Plant trees and shrubs and flowers and use no pesticides. Put out a bird bath, put out a feeder. Keep them clean. Keep cats indoors. I have more detailed advice on bringing birds to your backyard here: https://cheyennebirdbanter.wordpress.com/2018/11/01/basic-wild-bird-feeding/.

Cheyenne Board of Public Utilities has information on transforming lawns into habitat for birds, bees, butterflies and other animals.

Step 7 – Join other birdwatchers.

Some of the nerdiest birders I know will say they prefer to bird alone, but they still join their local Audubon chapter. In Cheyenne, that’s https://cheyenneaudubon.wordpress.com/. People of all levels of birding expertise are welcome. Sign up for free email newsletters today and join when you are ready.

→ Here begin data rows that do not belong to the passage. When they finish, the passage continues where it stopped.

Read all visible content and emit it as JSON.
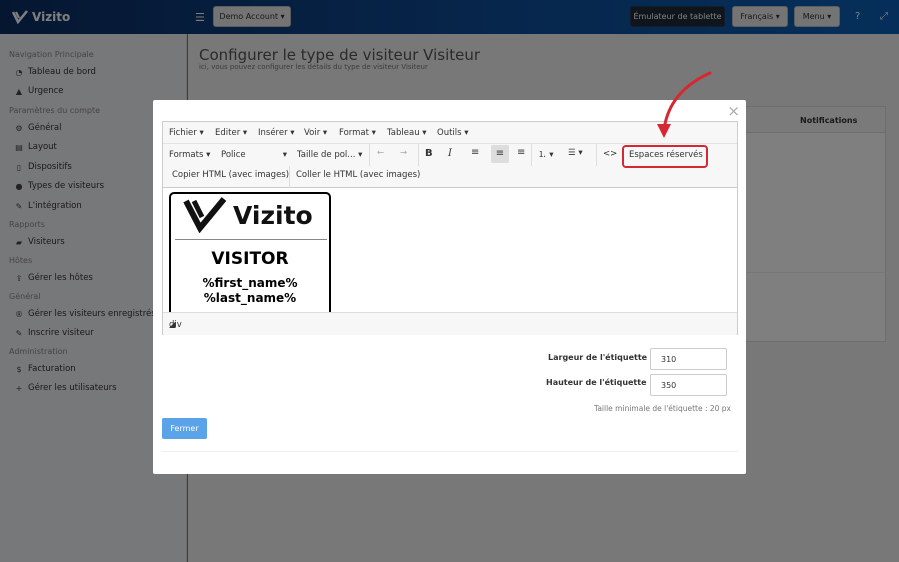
{
  "app": {
    "name": "Vizito"
  },
  "header": {
    "account_button": "Demo Account",
    "emulator_button": "Émulateur de tablette",
    "language_button": "Français",
    "menu_button": "Menu"
  },
  "sidebar": {
    "sections": [
      {
        "title": "Navigation Principale"
      },
      {
        "title": "Paramètres du compte"
      },
      {
        "title": "Rapports"
      },
      {
        "title": "Hôtes"
      },
      {
        "title": "Général"
      },
      {
        "title": "Administration"
      }
    ],
    "items": [
      {
        "label": "Tableau de bord",
        "icon": "dashboard-icon"
      },
      {
        "label": "Urgence",
        "icon": "warning-icon"
      },
      {
        "label": "Général",
        "icon": "gear-icon"
      },
      {
        "label": "Layout",
        "icon": "layout-icon"
      },
      {
        "label": "Dispositifs",
        "icon": "tablet-icon"
      },
      {
        "label": "Types de visiteurs",
        "icon": "users-icon"
      },
      {
        "label": "L'intégration",
        "icon": "plug-icon"
      },
      {
        "label": "Visiteurs",
        "icon": "book-icon"
      },
      {
        "label": "Gérer les hôtes",
        "icon": "upload-icon"
      },
      {
        "label": "Gérer les visiteurs enregistrés",
        "icon": "registered-icon"
      },
      {
        "label": "Inscrire visiteur",
        "icon": "pencil-icon"
      },
      {
        "label": "Facturation",
        "icon": "dollar-icon"
      },
      {
        "label": "Gérer les utilisateurs",
        "icon": "user-plus-icon"
      }
    ]
  },
  "page": {
    "title": "Configurer le type de visiteur Visiteur",
    "subtitle": "ici, vous pouvez configurer les détails du type de visiteur Visiteur",
    "notifications_header": "Notifications"
  },
  "modal": {
    "close_symbol": "×",
    "editor": {
      "menus": [
        "Fichier",
        "Editer",
        "Insérer",
        "Voir",
        "Format",
        "Tableau",
        "Outils"
      ],
      "formats_label": "Formats",
      "font_label": "Police",
      "size_label": "Taille de pol...",
      "placeholders_button": "Espaces réservés",
      "copy_html_button": "Copier HTML (avec images)",
      "paste_html_button": "Coller le HTML (avec images)",
      "status_path": "div",
      "badge": {
        "logo_text": "Vizito",
        "visitor_text": "VISITOR",
        "first_name": "%first_name%",
        "last_name": "%last_name%"
      }
    },
    "label_width": {
      "label": "Largeur de l'étiquette",
      "value": "310"
    },
    "label_height": {
      "label": "Hauteur de l'étiquette",
      "value": "350"
    },
    "min_size_note": "Taille minimale de l'étiquette : 20 px",
    "close_button": "Fermer"
  },
  "colors": {
    "accent": "#5aa3e8",
    "highlight": "#d52832",
    "topbar": "#0e4c98"
  }
}
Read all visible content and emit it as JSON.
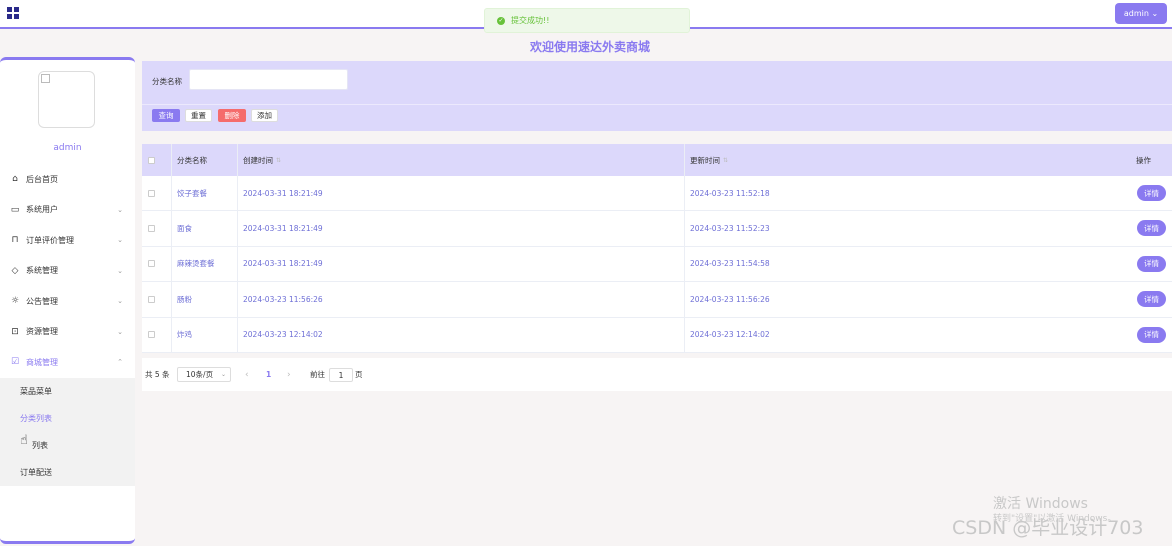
{
  "header": {
    "admin_label": "admin ⌄"
  },
  "toast": {
    "message": "提交成功!!"
  },
  "welcome": "欢迎使用速达外卖商城",
  "sidebar": {
    "username": "admin",
    "menu": [
      {
        "label": "后台首页",
        "icon": "home-icon"
      },
      {
        "label": "系统用户",
        "icon": "monitor-icon"
      },
      {
        "label": "订单评价管理",
        "icon": "bookmark-icon"
      },
      {
        "label": "系统管理",
        "icon": "tag-icon"
      },
      {
        "label": "公告管理",
        "icon": "sun-icon"
      },
      {
        "label": "资源管理",
        "icon": "inbox-icon"
      },
      {
        "label": "商城管理",
        "icon": "clipboard-icon"
      }
    ],
    "submenu": [
      {
        "label": "菜品菜单"
      },
      {
        "label": "分类列表"
      },
      {
        "label": "列表"
      },
      {
        "label": "订单配送"
      }
    ]
  },
  "search": {
    "label": "分类名称",
    "placeholder": "",
    "query_label": "查询",
    "reset_label": "重置",
    "delete_label": "删除",
    "add_label": "添加"
  },
  "table": {
    "columns": {
      "name": "分类名称",
      "created": "创建时间",
      "updated": "更新时间",
      "op": "操作"
    },
    "rows": [
      {
        "name": "饺子套餐",
        "created": "2024-03-31 18:21:49",
        "updated": "2024-03-23 11:52:18",
        "action": "详情"
      },
      {
        "name": "面食",
        "created": "2024-03-31 18:21:49",
        "updated": "2024-03-23 11:52:23",
        "action": "详情"
      },
      {
        "name": "麻辣烫套餐",
        "created": "2024-03-31 18:21:49",
        "updated": "2024-03-23 11:54:58",
        "action": "详情"
      },
      {
        "name": "肠粉",
        "created": "2024-03-23 11:56:26",
        "updated": "2024-03-23 11:56:26",
        "action": "详情"
      },
      {
        "name": "炸鸡",
        "created": "2024-03-23 12:14:02",
        "updated": "2024-03-23 12:14:02",
        "action": "详情"
      }
    ]
  },
  "pager": {
    "total": "共 5 条",
    "size": "10条/页",
    "current": "1",
    "goto": "前往",
    "input": "1",
    "page": "页"
  },
  "watermark": {
    "line1": "激活 Windows",
    "line2": "转到\"设置\"以激活 Windows。",
    "csdn": "CSDN @毕业设计703"
  }
}
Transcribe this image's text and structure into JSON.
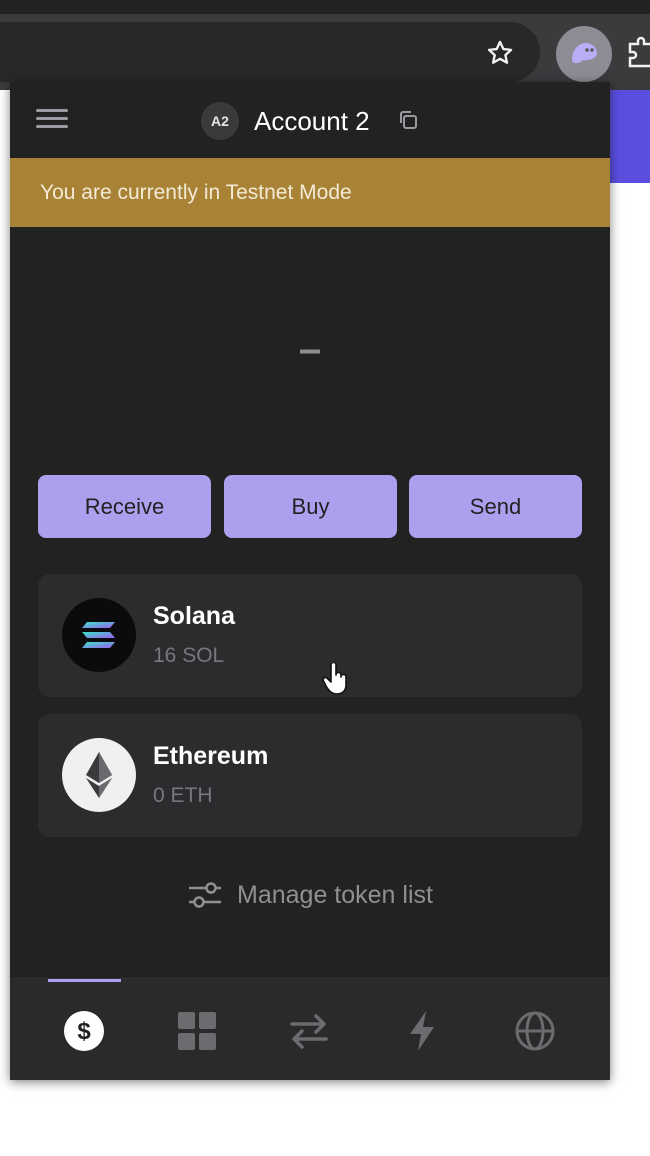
{
  "browser": {
    "bookmark_icon": "star-icon",
    "extension_icon": "phantom-ghost-icon",
    "extensions_menu_icon": "puzzle-icon"
  },
  "wallet": {
    "header": {
      "avatar_initials": "A2",
      "account_name": "Account 2",
      "menu_icon": "hamburger-icon",
      "copy_icon": "copy-icon"
    },
    "banner": {
      "text": "You are currently in Testnet Mode"
    },
    "balance": {
      "value": "–"
    },
    "actions": [
      {
        "label": "Receive"
      },
      {
        "label": "Buy"
      },
      {
        "label": "Send"
      }
    ],
    "tokens": [
      {
        "name": "Solana",
        "amount": "16 SOL",
        "icon": "solana-logo-icon"
      },
      {
        "name": "Ethereum",
        "amount": "0 ETH",
        "icon": "ethereum-logo-icon"
      }
    ],
    "manage_link": {
      "label": "Manage token list",
      "icon": "sliders-icon"
    },
    "tabs": [
      {
        "icon": "dollar-icon",
        "active": true
      },
      {
        "icon": "grid-icon",
        "active": false
      },
      {
        "icon": "swap-icon",
        "active": false
      },
      {
        "icon": "bolt-icon",
        "active": false
      },
      {
        "icon": "globe-icon",
        "active": false
      }
    ]
  },
  "colors": {
    "accent": "#aba0ee",
    "banner": "#a88336",
    "background": "#222222",
    "card": "#2c2c2e"
  }
}
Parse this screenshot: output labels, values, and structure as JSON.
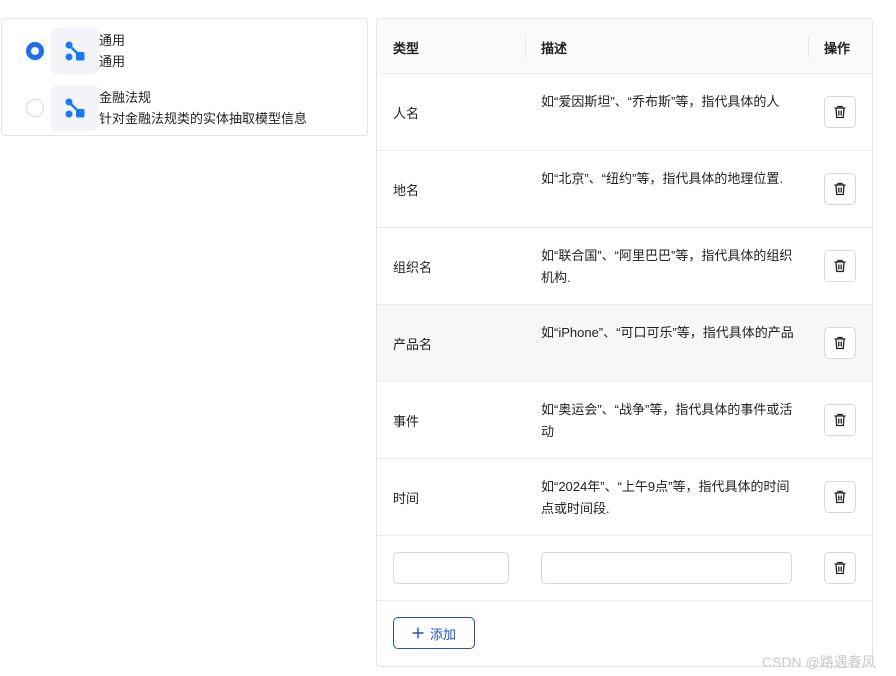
{
  "templates": [
    {
      "title": "通用",
      "description": "通用",
      "selected": true,
      "icon": "node-graph-icon"
    },
    {
      "title": "金融法规",
      "description": "针对金融法规类的实体抽取模型信息",
      "selected": false,
      "icon": "node-graph-icon"
    }
  ],
  "table": {
    "headers": {
      "type": "类型",
      "description": "描述",
      "action": "操作"
    },
    "rows": [
      {
        "type": "人名",
        "description": "如“爱因斯坦”、“乔布斯”等，指代具体的人"
      },
      {
        "type": "地名",
        "description": "如“北京”、“纽约”等，指代具体的地理位置."
      },
      {
        "type": "组织名",
        "description": "如“联合国”、“阿里巴巴”等，指代具体的组织机构."
      },
      {
        "type": "产品名",
        "description": "如“iPhone”、“可口可乐”等，指代具体的产品"
      },
      {
        "type": "事件",
        "description": "如“奥运会”、“战争”等，指代具体的事件或活动"
      },
      {
        "type": "时间",
        "description": "如“2024年”、“上午9点”等，指代具体的时间点或时间段."
      }
    ],
    "new_row": {
      "type_value": "",
      "description_value": ""
    },
    "add_label": "添加",
    "delete_icon": "trash-icon"
  },
  "colors": {
    "accent": "#1d6ff2",
    "add_button": "#1d4fd8",
    "icon": "#1677ff"
  },
  "watermark": "CSDN @路遇春风"
}
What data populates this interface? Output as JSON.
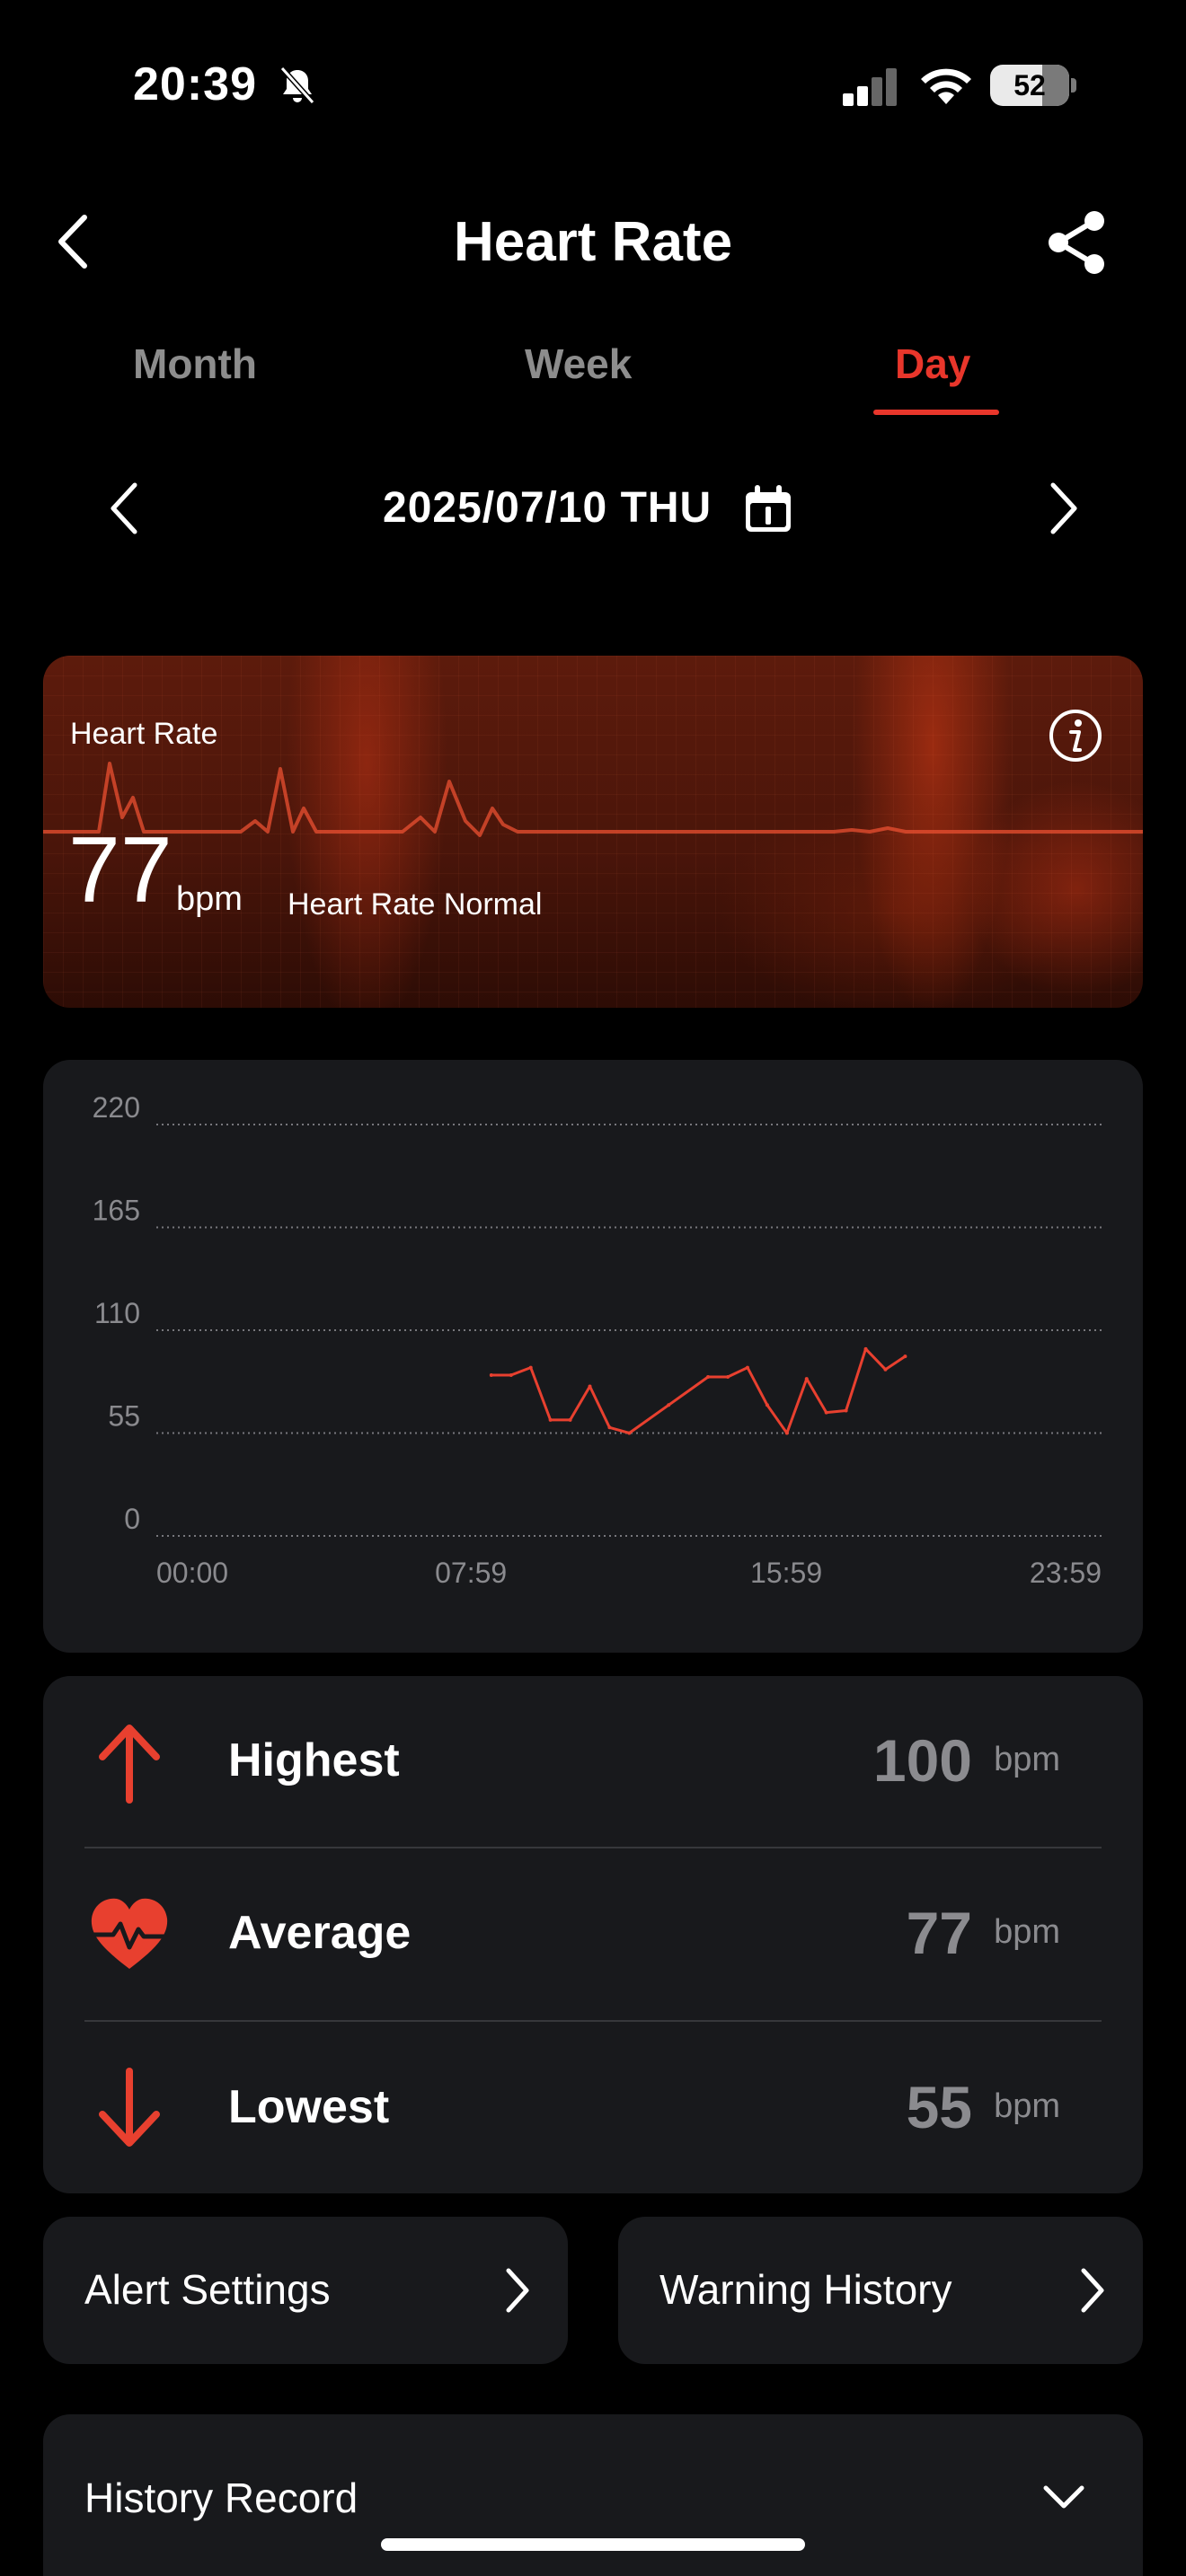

Step 8 – Give back to the birds.

People do not make life easy for birds. Our activities can affect birds directly and indirectly. Today, I read that the popular neonicotinoid pesticides affect birds’ abilities to successfully migrate if they eat even a small amount of treated seed, or an insect that has eaten treated plant material.

Writing letters to lawmakers is one option, but so is planting native plants and so is recording your bird observations through citizen or community science projects like www.eBird.org and taking part in other conservation activities.

Step 9 – Call yourself a birdwatcher or a birder.

You can do this as soon as you start Step 1, noticing birds. Not everyone does. Welcome to the world of birdwatching!           

Western Meadowlark
The Western Meadowlark, a grassland bird, is Wyoming’s state bird. Photo courtesy U.S. Fish and Wildlife Service.